other Knights, all armed cap-a-pie in polished steel,—escorted by a guard of bowmen in coats of mail and demi-cuirasses with steel thigh and knee. plates, and by a troop of billmen in party-coloured liveries, followed bya retinue of nobles, priests, and officers, in appropriate costumes,--is the grand pageant of the piece : and for characier and picturesque effect it is unique in the annals of stage representation. The high conical caps with streaming veils of the ladies—the mantles of the nobles, embroidered with heraldic devices, and their red turban- like caps with long ends flowing down to the girdle—the motley dresses of the pages, one leg blue and the other white—the red hats and dresses of the Cardinals, the gorgeous vestments of the priests, and the Provost with his black velvet cloak starred with gold—these inter- spersed with the metallic glitter of armour, and the blazonry of ban- ners, produce an effect so various and exciting that the eye is never wearied, because the mind is engaged at the same time, for every thing has a meaning. This procession moves across the front of the pit on a platform before the orchestra, which thus looks like a great gash in the stage. One or two of the horses proved some- what unruly on the first night ; and not only the musicians but the audience were alarmed, so that the quadrupeds do not now cross the platform, but file off and fall in again. The winding of the pro- cession through the street, and its passage across the pit, has a very striking effect—which the platform certainly aids considerably : so that this is not mere trickery, and the encroachment, which BUNN'S trinn- peters were careful to puff as taking up fifteen pounds' worth of room, is worth the sacrifice to the Manager. The armour is very complete ; and its cold dull gleam gives additional value to the gilding and co- lours. This has been manufactured in Paris—at an enormous expense, it is said. It is probably the same that was used in the original piece, mid which might be hired. The suit that the Emperor wears is gilt ; and the appearance of KING (the actor we mean) in the helmet-crown and gold armour is magnificent. In short, the whole pageant is truly Chivalrous.
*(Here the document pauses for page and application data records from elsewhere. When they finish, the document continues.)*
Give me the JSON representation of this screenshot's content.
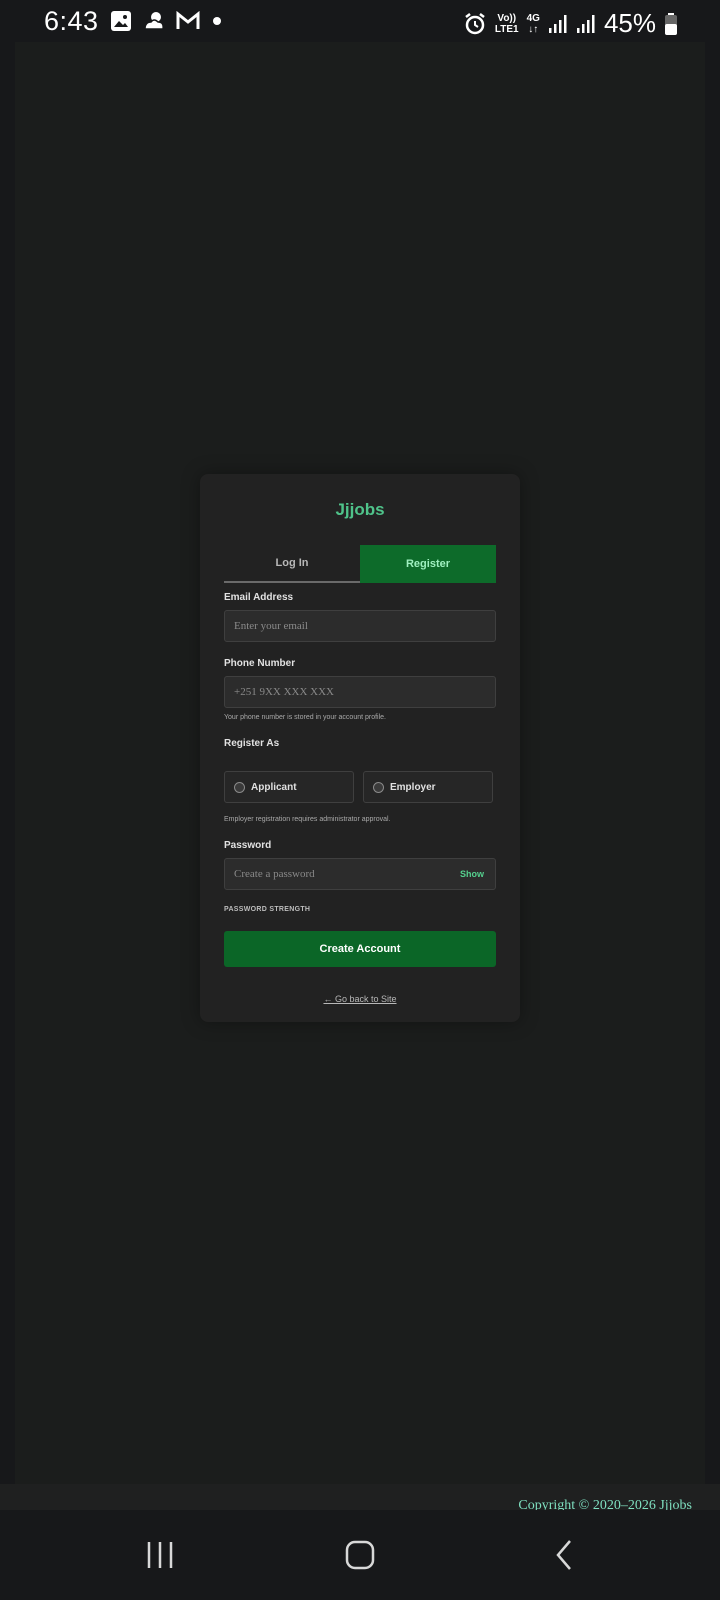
{
  "status_bar": {
    "time": "6:43",
    "battery": "45%",
    "network_top": "Vo))",
    "network_bottom": "LTE1",
    "network_type": "4G",
    "icons": [
      "gallery-icon",
      "weather-icon",
      "gmail-icon",
      "dot-icon",
      "alarm-icon",
      "signal-icon",
      "signal-icon",
      "battery-icon"
    ]
  },
  "card": {
    "brand": "Jjjobs",
    "tabs": {
      "login": "Log In",
      "register": "Register"
    },
    "email": {
      "label": "Email Address",
      "placeholder": "Enter your email"
    },
    "phone": {
      "label": "Phone Number",
      "placeholder": "+251 9XX XXX XXX",
      "hint": "Your phone number is stored in your account profile."
    },
    "register_as": {
      "label": "Register As",
      "options": [
        "Applicant",
        "Employer"
      ],
      "hint": "Employer registration requires administrator approval."
    },
    "password": {
      "label": "Password",
      "placeholder": "Create a password",
      "show": "Show"
    },
    "strength_label": "PASSWORD STRENGTH",
    "submit": "Create Account",
    "back_link": "← Go back to Site"
  },
  "footer": {
    "copyright": "Copyright © 2020–2026 Jjjobs"
  },
  "colors": {
    "accent": "#0b6627",
    "brand": "#4fc38a",
    "background": "#1b1d1c",
    "card": "#222222"
  }
}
Yet we dare say that this spectacle did not cost so much to get up — positively perhaps, certainly not comparatively —as others of a worthless kind. Not that we mean to disparage it on this score, for we do not estimate the merit of a stage representation by its cost. We mention it to show that taste and knowledge may make a little money go a great way. That this stage-show was not got up with an utter disregard of expense, is evident from the intrusion of some faded spangled kirtles of a nondescript fashion among the nobles, and the ap- pearance of two or three bunting red turbans intended to match with the scarlet caps, but evidently of Turkish fashion. The calimanco of the Cardinal's robe, moreover, is somewhat of the scantiest. This is penny-wise economy. There is no objection to calimanco for a Cardinal, provided he has an ample train ; or to faded jackets, provided they be of the right fashion—though the tarnished spangles show most shabbily beneath the new scarlet caps. Let the semblance be complete, and we care not if the velvet be of silk or of cotton, or the coats be of cloth or serge. The interest of the drama and the characteristic splendour of the spectacle combined, will make this piece lastingly popular. It deserves a place as a first piece ; which were it merely a pageant it would not. Being visible at half-price, we are only surprised that the upper boxes do not overflow as they did on thefirst night.